Task objective: The answer must consist of every line from the data that holds "come".
Extracted records Block Start
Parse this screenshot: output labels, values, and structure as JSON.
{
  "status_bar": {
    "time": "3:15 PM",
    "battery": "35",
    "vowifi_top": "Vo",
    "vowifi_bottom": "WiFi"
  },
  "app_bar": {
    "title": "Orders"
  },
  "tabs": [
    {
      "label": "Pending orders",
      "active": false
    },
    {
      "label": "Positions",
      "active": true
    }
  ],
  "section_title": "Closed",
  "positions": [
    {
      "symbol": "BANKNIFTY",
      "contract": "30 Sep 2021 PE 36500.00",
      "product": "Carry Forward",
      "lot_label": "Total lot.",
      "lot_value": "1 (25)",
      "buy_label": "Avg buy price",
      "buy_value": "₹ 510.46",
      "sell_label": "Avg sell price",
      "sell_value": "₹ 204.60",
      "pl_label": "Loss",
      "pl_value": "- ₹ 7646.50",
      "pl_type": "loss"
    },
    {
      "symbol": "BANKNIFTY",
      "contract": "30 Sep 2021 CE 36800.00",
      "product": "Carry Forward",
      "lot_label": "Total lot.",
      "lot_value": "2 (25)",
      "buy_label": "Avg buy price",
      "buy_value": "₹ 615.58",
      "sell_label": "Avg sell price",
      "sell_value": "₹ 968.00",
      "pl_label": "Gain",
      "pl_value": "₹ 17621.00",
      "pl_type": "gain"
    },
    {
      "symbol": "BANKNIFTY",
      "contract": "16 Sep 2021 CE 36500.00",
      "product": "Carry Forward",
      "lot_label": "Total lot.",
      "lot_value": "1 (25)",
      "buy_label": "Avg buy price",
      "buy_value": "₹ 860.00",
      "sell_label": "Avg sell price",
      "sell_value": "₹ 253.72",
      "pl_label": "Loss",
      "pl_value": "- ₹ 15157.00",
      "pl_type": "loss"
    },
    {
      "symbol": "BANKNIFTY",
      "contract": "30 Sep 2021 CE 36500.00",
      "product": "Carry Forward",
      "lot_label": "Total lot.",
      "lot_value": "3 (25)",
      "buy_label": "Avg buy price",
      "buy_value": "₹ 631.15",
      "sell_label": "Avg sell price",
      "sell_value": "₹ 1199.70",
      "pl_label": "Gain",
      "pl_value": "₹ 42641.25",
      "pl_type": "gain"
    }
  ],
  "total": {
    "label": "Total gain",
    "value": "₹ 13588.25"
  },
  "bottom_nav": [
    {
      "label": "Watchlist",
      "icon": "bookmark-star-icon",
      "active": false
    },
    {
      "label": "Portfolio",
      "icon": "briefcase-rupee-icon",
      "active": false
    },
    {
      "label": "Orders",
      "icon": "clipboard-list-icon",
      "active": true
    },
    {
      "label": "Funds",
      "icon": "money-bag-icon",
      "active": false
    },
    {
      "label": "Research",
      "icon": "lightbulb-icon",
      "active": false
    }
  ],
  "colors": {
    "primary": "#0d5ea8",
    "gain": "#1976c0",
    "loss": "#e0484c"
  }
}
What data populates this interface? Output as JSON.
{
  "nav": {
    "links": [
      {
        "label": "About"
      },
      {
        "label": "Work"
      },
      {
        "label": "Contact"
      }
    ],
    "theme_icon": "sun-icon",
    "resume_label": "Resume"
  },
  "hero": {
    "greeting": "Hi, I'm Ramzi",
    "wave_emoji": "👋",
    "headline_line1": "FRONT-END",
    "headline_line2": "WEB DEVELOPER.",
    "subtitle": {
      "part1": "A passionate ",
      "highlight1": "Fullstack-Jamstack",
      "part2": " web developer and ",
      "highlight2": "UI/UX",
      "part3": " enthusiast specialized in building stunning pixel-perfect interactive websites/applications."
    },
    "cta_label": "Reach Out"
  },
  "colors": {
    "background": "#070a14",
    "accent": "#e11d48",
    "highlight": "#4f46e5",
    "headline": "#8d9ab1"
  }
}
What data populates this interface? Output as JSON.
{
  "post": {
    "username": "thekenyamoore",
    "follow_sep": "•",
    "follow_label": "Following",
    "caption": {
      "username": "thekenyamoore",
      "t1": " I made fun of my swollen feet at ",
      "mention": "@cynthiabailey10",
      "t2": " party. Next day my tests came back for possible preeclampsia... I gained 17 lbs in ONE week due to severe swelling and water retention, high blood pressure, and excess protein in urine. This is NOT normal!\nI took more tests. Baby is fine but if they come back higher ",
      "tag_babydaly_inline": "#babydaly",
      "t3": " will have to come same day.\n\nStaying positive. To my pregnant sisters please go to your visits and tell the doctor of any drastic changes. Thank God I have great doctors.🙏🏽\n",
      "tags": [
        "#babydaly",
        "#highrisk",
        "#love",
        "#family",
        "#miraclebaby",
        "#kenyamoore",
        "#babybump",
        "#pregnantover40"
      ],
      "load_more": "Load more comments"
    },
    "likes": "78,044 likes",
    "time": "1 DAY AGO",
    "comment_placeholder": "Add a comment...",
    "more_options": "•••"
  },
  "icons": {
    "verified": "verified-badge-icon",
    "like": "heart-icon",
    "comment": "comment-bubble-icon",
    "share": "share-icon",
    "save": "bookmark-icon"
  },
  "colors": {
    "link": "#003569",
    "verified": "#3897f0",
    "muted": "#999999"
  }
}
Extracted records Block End
Worked solution:
      "t2": " party. Next day my tests came back for possible preeclampsia... I gained 17 lbs in ONE week due to severe swelling and water retention, high blood pressure, and excess protein in urine. This is NOT normal!\nI took more tests. Baby is fine but if they come back higher ",
      "t3": " will have to come same day.\n\nStaying positive. To my pregnant sisters please go to your visits and tell the doctor of any drastic changes. Thank God I have great doctors.🙏🏽\n",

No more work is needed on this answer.